“Two things are infinite: The universe and human stupidity; and I’m not sure about the universe.”
So Albert Einstein is supposed to have said but probably didn’t. Following the 15 March Budget Statement however, we can potentially add the amount of pension savings an individual may accrue in their lifetime to the list of infinite things.
As ever, even before it was presented to Parliament there had been considerable speculation about the Budget’s contents. I mentioned in a recent article that it was widely thought that the Chancellor would take the opportunity to announce measures intended to help encourage people back into the workforce or to remain in employment. In the event, Jeremy Hunt’s Budget Statement included a raft of measures aimed at doing just that, ranging from an apprenticeship programme for older workers to the extension of childcare funding to working parents.
There had also been suggestions that the government might be considering bringing forward its plans to increase the state pension age to 68, but on the day, there was no mention of this and from a pensions perspective the most significant (and potentially most controversial) proposal was the announcement that the Standard Lifetime Allowance was to be scrapped.
For those who remember the background to its introduction, or who are interested in such things, the Standard Lifetime Allowance was part of a significant re-write of pensions and tax legislation that came into force on 6 April 2006 – or ‘A-Day’ as it was commonly referred to. The A-Day changes followed a white paper and were meant to provide pension scheme members with ‘simplicity, security, and choice’ in respect of their pension arrangements.

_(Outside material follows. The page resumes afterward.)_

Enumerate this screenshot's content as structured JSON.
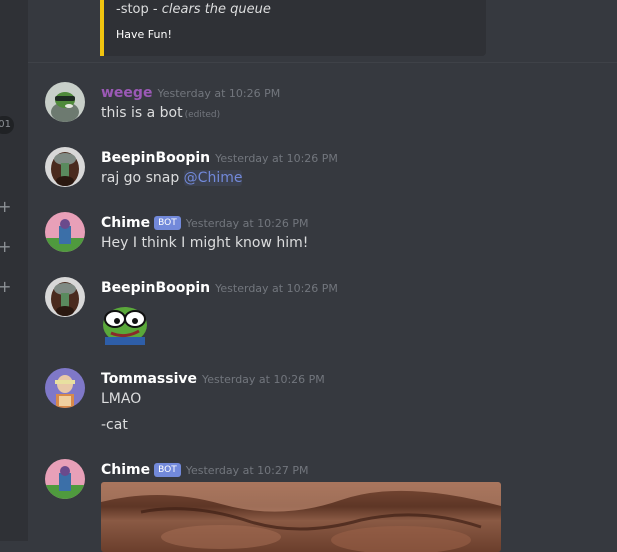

The Standard Lifetime Allowance was originally set at £1.5 million and scheduled to increase each year to take account of inflation. By 2010/11 it reached its peak at £1.8 million before subsequent governments began reducing it: first to £1.5 million in 2012/13, then to £1.25 million in 2016/17, and ultimately to £1 million in 2016/17. From 2017 onwards a series of small increases was made to the cap until it reached £1,073,100 for 2022/23.
Pension scheme members who accrue funds beyond the cap are liable to a tax charge of 55% on the excess. When the cap was first introduced scheme members whose pension funds were already greater than the cap were able to apply for what’s known as ‘enhanced protection’, in order to avoid triggering a tax liability; with every subsequent reduction in the cap additional forms of protection were introduced. The result was effectively a ‘hodgepodge’ of different caps for different scheme members, far from the concept of ‘simplicity’ that the A-Day changes were aiming for.
Another consequence of the reductions in the cap was the perception that senior personnel, particularly in the NHS, were leaving employment rather than running the risk of incurring a tax liability. Indeed, Mr. Hunt himself flagged this issue as one of the reasons why he was proposing abolishing the cap in the hope of encouraging senior, experienced doctors and nurses to remain with the NHS.
Responding to the Budget, the Labour Party has suggested that it would have specifically targeted those in the NHS rather than abolishing the Standard Lifetime Allowance across the board for everyone and has expressed concern that the change unfairly benefits those who are already wealthy.
If a change in government takes place following the next general election it seems likely that the Standard Lifetime Allowance may be restored, and the various forms of protection re-introduced – potentially with the addition of yet another new form of protection for funds accrued in the interim.
In an article last year, I discussed some possible reforms to UK pensions including the abolition of the Standard Lifetime Allowance but had envisaged this as a subject for discussion for the time being. Following the covid pandemic, it seems clear that working patterns have changed along with people’s attitudes to work/life balance and their priorities. The pandemic may have affected future mortality expectations and long-term sickness rates and created a need for greater flexibility for people to access their pensions.
If so, rather than piecemeal changes on an ad hoc basis, what may now be required is a full review of state, occupational and personal pensions in the UK, to determine whether the system remains fit for purpose. As Einstein said (and in this instance may actually have said), “we cannot solve our problems with the same thinking we used when we created them.”